The Bruce Museum and the Hôtel de Caumont Centre d’Art in Aix-en-Provence, France, are mounting a major monographic exhibition of the art of the French Impressionist Alfred Sisley (1839-1899). The first retrospective in more than 20 years of this purest of all the major Impressionists, Alfred Sisley (1839-1899): Impressionist Master spotlights about 50 of Sisley’s paintings, which come from private collections and major museums in Europe and North America. The Bruce Museum in Greenwich, Connecticut, will premiere the exhibition, January 21 to May 21, 2017, and is the only venue in the United States. The show will then travel to France, where it will be on exhibit from June through October 2017.

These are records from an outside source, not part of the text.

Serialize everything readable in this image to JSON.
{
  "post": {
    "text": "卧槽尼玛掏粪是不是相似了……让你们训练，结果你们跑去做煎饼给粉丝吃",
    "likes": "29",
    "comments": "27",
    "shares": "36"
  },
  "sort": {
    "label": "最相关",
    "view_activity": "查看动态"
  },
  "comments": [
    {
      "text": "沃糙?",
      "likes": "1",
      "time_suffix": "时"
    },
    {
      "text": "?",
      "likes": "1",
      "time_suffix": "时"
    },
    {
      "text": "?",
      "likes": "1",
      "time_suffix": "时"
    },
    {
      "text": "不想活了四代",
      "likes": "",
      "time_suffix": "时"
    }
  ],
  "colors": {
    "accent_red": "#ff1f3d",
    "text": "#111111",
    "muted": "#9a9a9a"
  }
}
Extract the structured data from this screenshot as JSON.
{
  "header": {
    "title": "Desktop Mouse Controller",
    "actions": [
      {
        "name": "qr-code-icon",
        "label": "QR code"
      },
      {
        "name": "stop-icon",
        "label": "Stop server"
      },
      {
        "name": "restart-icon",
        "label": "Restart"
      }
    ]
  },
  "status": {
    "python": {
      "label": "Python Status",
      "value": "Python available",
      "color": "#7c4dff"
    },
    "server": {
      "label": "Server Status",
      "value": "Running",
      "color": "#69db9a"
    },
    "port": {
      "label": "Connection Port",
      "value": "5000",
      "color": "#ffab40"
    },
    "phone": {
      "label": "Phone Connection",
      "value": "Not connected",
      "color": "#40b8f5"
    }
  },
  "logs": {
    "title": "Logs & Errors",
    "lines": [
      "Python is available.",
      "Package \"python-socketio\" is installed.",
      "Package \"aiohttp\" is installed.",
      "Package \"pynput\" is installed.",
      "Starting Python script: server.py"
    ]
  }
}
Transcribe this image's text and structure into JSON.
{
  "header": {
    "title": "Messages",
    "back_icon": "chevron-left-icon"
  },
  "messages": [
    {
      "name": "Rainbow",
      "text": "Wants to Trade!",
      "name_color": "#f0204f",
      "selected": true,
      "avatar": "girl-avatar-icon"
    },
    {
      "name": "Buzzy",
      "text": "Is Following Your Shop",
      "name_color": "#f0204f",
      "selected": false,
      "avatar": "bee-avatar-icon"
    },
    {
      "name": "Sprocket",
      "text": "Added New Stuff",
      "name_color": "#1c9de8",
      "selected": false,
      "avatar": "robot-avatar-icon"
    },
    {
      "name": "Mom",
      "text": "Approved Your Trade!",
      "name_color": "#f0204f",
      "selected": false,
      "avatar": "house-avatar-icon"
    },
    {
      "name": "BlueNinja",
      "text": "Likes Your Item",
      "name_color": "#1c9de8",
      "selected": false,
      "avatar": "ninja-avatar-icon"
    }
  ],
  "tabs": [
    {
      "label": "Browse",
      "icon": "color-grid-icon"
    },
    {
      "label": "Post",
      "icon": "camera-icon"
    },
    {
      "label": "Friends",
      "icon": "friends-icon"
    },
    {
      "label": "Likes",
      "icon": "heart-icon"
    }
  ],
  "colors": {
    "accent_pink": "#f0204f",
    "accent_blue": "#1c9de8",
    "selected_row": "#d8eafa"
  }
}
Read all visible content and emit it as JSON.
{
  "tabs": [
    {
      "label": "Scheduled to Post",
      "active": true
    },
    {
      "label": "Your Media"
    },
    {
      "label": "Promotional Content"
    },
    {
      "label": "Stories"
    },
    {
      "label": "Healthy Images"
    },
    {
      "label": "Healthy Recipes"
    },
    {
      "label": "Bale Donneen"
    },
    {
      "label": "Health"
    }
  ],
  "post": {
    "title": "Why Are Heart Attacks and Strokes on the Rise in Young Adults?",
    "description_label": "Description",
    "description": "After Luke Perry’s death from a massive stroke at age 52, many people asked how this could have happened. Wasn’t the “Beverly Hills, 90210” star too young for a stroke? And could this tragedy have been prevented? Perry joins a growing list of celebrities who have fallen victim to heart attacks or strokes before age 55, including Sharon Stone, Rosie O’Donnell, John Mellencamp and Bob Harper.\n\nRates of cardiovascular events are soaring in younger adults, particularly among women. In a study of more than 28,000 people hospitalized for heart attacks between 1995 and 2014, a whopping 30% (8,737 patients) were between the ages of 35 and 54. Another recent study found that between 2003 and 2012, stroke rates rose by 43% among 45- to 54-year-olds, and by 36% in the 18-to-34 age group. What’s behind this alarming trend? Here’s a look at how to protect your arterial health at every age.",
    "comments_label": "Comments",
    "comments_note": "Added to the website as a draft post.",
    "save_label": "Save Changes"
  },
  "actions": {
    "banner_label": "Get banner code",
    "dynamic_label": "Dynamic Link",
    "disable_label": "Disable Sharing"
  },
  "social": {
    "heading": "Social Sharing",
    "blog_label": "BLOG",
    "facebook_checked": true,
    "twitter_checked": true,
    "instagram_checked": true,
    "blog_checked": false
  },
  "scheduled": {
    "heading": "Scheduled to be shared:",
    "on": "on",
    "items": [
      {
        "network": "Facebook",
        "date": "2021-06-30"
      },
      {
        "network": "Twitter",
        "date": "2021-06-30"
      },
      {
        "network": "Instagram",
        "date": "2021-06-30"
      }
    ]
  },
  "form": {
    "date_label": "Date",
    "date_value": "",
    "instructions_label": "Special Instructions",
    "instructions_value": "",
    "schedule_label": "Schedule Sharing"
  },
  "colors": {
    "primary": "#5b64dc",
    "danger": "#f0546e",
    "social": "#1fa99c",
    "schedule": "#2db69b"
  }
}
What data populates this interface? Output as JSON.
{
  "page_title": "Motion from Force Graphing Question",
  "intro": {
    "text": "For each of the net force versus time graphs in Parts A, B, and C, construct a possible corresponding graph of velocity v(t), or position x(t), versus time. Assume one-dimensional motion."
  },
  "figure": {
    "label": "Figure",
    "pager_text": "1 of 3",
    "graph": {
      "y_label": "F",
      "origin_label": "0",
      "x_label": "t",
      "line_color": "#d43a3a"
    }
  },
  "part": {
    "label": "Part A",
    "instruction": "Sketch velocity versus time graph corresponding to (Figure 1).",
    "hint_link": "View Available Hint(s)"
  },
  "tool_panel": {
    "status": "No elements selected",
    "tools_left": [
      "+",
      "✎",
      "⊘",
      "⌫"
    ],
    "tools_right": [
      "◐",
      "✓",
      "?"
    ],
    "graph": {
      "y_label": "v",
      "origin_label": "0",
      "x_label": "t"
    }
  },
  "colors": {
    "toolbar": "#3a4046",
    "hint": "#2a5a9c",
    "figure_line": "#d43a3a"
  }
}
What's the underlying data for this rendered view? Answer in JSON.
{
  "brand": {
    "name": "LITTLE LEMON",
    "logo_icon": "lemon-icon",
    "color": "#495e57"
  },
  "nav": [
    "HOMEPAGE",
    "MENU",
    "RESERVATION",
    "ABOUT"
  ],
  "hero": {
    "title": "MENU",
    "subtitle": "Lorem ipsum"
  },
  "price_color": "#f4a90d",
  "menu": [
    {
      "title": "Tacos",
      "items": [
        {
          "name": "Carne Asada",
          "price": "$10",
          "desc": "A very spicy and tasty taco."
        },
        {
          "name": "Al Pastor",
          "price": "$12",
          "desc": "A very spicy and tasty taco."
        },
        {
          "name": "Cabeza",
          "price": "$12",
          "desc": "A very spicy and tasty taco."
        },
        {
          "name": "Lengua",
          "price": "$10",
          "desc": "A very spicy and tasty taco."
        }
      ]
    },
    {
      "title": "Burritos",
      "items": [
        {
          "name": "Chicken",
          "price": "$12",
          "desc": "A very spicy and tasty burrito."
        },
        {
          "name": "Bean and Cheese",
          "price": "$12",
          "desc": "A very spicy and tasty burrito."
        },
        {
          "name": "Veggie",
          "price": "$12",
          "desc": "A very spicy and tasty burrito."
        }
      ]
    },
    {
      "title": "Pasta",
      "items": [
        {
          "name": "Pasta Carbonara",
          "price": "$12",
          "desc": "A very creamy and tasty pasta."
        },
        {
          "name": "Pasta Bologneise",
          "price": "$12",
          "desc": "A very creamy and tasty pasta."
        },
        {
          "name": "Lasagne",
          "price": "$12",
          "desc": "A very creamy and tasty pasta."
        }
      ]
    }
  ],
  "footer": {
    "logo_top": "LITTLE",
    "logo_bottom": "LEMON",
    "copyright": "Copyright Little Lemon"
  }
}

Born in Paris in 1839 to well-to-do British parents, Alfred Sisley at first intended to pursue a career in commerce and spent two years in London from 1857 - 1859. During this time, he visited museums, studying both the Old Masters and the great British landscape painters John Constable and J.M.W. Turner. On his return to Paris, he was determined to become a landscape painter and enrolled in Charles Gleyre’s studio, where he met the future Impressionists Claude Monet, Pierre-Auguste Renoir and Frédéric Bazille. Initially Sisley worked in the naturalistic landscape tradition of the Barbizon School but increasingly adopted a proto-Impressionistic style, recording specific locations in a sequence of visual records of different times of the day, weather conditions and seasons. In so doing he charted comprehensively and from multiple points of view the landscapes of his residences in the villages along the Seine west of Paris and beyond the Forest of Fontainebleau at VeneuxNadon and Moret-sur-Loing.
Sisley was first and foremost a painter of light. He knew how to imbue all of his paintings with it. One could say that light floods his landscapes, deliciously bathing even the most modest of details. - Anonymous, “Echo de Paris,” Le Gaulois 1899
While his landscapes are generally modest in scale and tonally relatively restrained, the magic with which he was able to capture the effects of the light dancing on water, the brilliance of winter sun on snow and hoar frost, the movement of the wind in trees, the exploration of the depth of a rural scene, and the vastness of the skies create compelling works akin to poetry. They demand close, quiet contemplation and their re-evaluation is well overdue.
His very delicate, lively sensibility was at ease before all the glories of nature… Sisley understood lovely light, the transparency of the envelope of air, the mobility and changeability of reflections, the speed of movement. – Octave Mirbeau, 1892
The exhibition Alfred Sisley (1839-1899): Impressionist Master is organized by the Bruce Museum, Greenwich, Connecticut and Culturespaces. The show is curated by MaryAnne Stevens, independent art historian and curator of the 1992/3 and 2002/3 retrospective exhibitions on the artist. It is accompanied by a fully illustrated catalogue published by Editions Hazan. Contributors to this volume, Richard Shone, who wrote a book on the painter, and Kathleen Adler, a 19th -century French specialist, bring new insights that ensure the publication will be an indispensable reference on the artist and his oeuvre.
Designated a historical monument in France and owned by Culturespaces, the Hôtel de Caumont is one of the most beautiful private mansions dating from the 18th century in Aix-en-Provence. The mansion was recently restored and has been home to an art and cultural center since May 2015.